(Work request):
Output all of the material beneath this line exactly as it is.

** Provided information follows **

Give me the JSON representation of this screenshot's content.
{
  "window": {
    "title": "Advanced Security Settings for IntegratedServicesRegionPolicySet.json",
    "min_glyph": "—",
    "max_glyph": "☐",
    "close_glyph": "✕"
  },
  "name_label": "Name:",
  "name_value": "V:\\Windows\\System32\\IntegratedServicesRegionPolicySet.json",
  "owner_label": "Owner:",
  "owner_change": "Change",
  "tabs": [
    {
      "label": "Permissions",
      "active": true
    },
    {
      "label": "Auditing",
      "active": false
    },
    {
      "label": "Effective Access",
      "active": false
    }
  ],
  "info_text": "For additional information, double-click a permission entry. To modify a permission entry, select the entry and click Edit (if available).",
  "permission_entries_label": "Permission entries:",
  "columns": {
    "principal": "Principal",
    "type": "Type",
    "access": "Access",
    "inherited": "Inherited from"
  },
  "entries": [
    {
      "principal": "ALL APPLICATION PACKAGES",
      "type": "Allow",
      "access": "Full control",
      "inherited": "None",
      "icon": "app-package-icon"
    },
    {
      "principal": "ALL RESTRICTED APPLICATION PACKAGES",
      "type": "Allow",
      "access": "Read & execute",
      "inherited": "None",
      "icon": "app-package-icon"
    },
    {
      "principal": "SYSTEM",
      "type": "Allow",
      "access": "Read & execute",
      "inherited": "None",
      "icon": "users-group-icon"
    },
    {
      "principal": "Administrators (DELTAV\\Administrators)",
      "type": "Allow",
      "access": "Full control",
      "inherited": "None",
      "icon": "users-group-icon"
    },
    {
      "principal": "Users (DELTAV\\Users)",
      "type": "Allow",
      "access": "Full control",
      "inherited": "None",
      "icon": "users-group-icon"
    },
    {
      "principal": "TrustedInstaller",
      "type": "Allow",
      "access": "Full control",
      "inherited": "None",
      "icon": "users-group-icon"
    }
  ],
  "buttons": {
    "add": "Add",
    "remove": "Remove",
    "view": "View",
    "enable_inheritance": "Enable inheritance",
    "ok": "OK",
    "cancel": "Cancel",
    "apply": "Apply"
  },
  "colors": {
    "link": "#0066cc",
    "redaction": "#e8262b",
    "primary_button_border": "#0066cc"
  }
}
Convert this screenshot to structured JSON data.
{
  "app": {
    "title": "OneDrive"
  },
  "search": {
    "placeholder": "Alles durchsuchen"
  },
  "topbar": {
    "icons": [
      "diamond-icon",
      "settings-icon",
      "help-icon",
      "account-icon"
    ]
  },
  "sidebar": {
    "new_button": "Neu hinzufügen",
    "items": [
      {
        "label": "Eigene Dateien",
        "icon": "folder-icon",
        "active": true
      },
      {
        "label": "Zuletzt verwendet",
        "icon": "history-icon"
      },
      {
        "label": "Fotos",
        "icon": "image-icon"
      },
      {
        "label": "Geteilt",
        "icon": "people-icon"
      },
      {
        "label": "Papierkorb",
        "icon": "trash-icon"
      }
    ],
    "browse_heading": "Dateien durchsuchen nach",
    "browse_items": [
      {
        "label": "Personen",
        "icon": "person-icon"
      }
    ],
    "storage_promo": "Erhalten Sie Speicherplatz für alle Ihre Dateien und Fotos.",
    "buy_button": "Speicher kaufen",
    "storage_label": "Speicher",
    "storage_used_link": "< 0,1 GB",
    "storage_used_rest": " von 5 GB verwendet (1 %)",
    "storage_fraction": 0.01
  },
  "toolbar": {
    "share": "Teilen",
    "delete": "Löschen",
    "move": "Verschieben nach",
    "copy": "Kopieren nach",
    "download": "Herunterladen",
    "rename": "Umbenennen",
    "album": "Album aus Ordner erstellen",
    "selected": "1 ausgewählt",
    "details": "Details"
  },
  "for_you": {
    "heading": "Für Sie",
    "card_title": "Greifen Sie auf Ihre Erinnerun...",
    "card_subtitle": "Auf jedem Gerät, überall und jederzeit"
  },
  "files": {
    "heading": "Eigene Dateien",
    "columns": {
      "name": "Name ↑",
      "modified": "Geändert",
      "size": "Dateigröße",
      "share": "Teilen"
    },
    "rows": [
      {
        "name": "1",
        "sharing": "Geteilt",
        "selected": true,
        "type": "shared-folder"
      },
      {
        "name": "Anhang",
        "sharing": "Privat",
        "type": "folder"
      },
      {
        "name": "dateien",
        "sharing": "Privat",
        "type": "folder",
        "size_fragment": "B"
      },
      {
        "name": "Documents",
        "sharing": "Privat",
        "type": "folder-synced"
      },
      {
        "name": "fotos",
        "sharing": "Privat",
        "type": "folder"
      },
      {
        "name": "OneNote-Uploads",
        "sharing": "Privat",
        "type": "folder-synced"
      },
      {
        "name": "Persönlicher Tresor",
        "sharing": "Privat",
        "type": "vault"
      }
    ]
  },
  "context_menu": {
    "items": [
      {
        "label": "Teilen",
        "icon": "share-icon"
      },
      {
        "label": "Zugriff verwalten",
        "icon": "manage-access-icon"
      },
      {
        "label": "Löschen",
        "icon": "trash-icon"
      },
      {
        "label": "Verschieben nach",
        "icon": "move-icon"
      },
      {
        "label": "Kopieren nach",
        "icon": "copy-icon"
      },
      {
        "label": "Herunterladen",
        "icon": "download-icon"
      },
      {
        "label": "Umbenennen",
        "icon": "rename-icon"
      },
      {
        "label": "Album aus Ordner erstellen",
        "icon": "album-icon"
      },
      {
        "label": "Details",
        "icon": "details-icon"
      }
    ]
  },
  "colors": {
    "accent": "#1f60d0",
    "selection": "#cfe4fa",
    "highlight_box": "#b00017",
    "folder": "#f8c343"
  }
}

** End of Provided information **

(Answer box):
Give me the JSON representation of this screenshot's content.
{
  "window": {
    "title": "Advanced Security Settings for IntegratedServicesRegionPolicySet.json",
    "min_glyph": "—",
    "max_glyph": "☐",
    "close_glyph": "✕"
  },
  "name_label": "Name:",
  "name_value": "V:\\Windows\\System32\\IntegratedServicesRegionPolicySet.json",
  "owner_label": "Owner:",
  "owner_change": "Change",
  "tabs": [
    {
      "label": "Permissions",
      "active": true
    },
    {
      "label": "Auditing",
      "active": false
    },
    {
      "label": "Effective Access",
      "active": false
    }
  ],
  "info_text": "For additional information, double-click a permission entry. To modify a permission entry, select the entry and click Edit (if available).",
  "permission_entries_label": "Permission entries:",
  "columns": {
    "principal": "Principal",
    "type": "Type",
    "access": "Access",
    "inherited": "Inherited from"
  },
  "entries": [
    {
      "principal": "ALL APPLICATION PACKAGES",
      "type": "Allow",
      "access": "Full control",
      "inherited": "None",
      "icon": "app-package-icon"
    },
    {
      "principal": "ALL RESTRICTED APPLICATION PACKAGES",
      "type": "Allow",
      "access": "Read & execute",
      "inherited": "None",
      "icon": "app-package-icon"
    },
    {
      "principal": "SYSTEM",
      "type": "Allow",
      "access": "Read & execute",
      "inherited": "None",
      "icon": "users-group-icon"
    },
    {
      "principal": "Administrators (DELTAV\\Administrators)",
      "type": "Allow",
      "access": "Full control",
      "inherited": "None",
      "icon": "users-group-icon"
    },
    {
      "principal": "Users (DELTAV\\Users)",
      "type": "Allow",
      "access": "Full control",
      "inherited": "None",
      "icon": "users-group-icon"
    },
    {
      "principal": "TrustedInstaller",
      "type": "Allow",
      "access": "Full control",
      "inherited": "None",
      "icon": "users-group-icon"
    }
  ],
  "buttons": {
    "add": "Add",
    "remove": "Remove",
    "view": "View",
    "enable_inheritance": "Enable inheritance",
    "ok": "OK",
    "cancel": "Cancel",
    "apply": "Apply"
  },
  "colors": {
    "link": "#0066cc",
    "redaction": "#e8262b",
    "primary_button_border": "#0066cc"
  }
}
Convert this screenshot to structured JSON data.
{
  "app": {
    "title": "OneDrive"
  },
  "search": {
    "placeholder": "Alles durchsuchen"
  },
  "topbar": {
    "icons": [
      "diamond-icon",
      "settings-icon",
      "help-icon",
      "account-icon"
    ]
  },
  "sidebar": {
    "new_button": "Neu hinzufügen",
    "items": [
      {
        "label": "Eigene Dateien",
        "icon": "folder-icon",
        "active": true
      },
      {
        "label": "Zuletzt verwendet",
        "icon": "history-icon"
      },
      {
        "label": "Fotos",
        "icon": "image-icon"
      },
      {
        "label": "Geteilt",
        "icon": "people-icon"
      },
      {
        "label": "Papierkorb",
        "icon": "trash-icon"
      }
    ],
    "browse_heading": "Dateien durchsuchen nach",
    "browse_items": [
      {
        "label": "Personen",
        "icon": "person-icon"
      }
    ],
    "storage_promo": "Erhalten Sie Speicherplatz für alle Ihre Dateien und Fotos.",
    "buy_button": "Speicher kaufen",
    "storage_label": "Speicher",
    "storage_used_link": "< 0,1 GB",
    "storage_used_rest": " von 5 GB verwendet (1 %)",
    "storage_fraction": 0.01
  },
  "toolbar": {
    "share": "Teilen",
    "delete": "Löschen",
    "move": "Verschieben nach",
    "copy": "Kopieren nach",
    "download": "Herunterladen",
    "rename": "Umbenennen",
    "album": "Album aus Ordner erstellen",
    "selected": "1 ausgewählt",
    "details": "Details"
  },
  "for_you": {
    "heading": "Für Sie",
    "card_title": "Greifen Sie auf Ihre Erinnerun...",
    "card_subtitle": "Auf jedem Gerät, überall und jederzeit"
  },
  "files": {
    "heading": "Eigene Dateien",
    "columns": {
      "name": "Name ↑",
      "modified": "Geändert",
      "size": "Dateigröße",
      "share": "Teilen"
    },
    "rows": [
      {
        "name": "1",
        "sharing": "Geteilt",
        "selected": true,
        "type": "shared-folder"
      },
      {
        "name": "Anhang",
        "sharing": "Privat",
        "type": "folder"
      },
      {
        "name": "dateien",
        "sharing": "Privat",
        "type": "folder",
        "size_fragment": "B"
      },
      {
        "name": "Documents",
        "sharing": "Privat",
        "type": "folder-synced"
      },
      {
        "name": "fotos",
        "sharing": "Privat",
        "type": "folder"
      },
      {
        "name": "OneNote-Uploads",
        "sharing": "Privat",
        "type": "folder-synced"
      },
      {
        "name": "Persönlicher Tresor",
        "sharing": "Privat",
        "type": "vault"
      }
    ]
  },
  "context_menu": {
    "items": [
      {
        "label": "Teilen",
        "icon": "share-icon"
      },
      {
        "label": "Zugriff verwalten",
        "icon": "manage-access-icon"
      },
      {
        "label": "Löschen",
        "icon": "trash-icon"
      },
      {
        "label": "Verschieben nach",
        "icon": "move-icon"
      },
      {
        "label": "Kopieren nach",
        "icon": "copy-icon"
      },
      {
        "label": "Herunterladen",
        "icon": "download-icon"
      },
      {
        "label": "Umbenennen",
        "icon": "rename-icon"
      },
      {
        "label": "Album aus Ordner erstellen",
        "icon": "album-icon"
      },
      {
        "label": "Details",
        "icon": "details-icon"
      }
    ]
  },
  "colors": {
    "accent": "#1f60d0",
    "selection": "#cfe4fa",
    "highlight_box": "#b00017",
    "folder": "#f8c343"
  }
}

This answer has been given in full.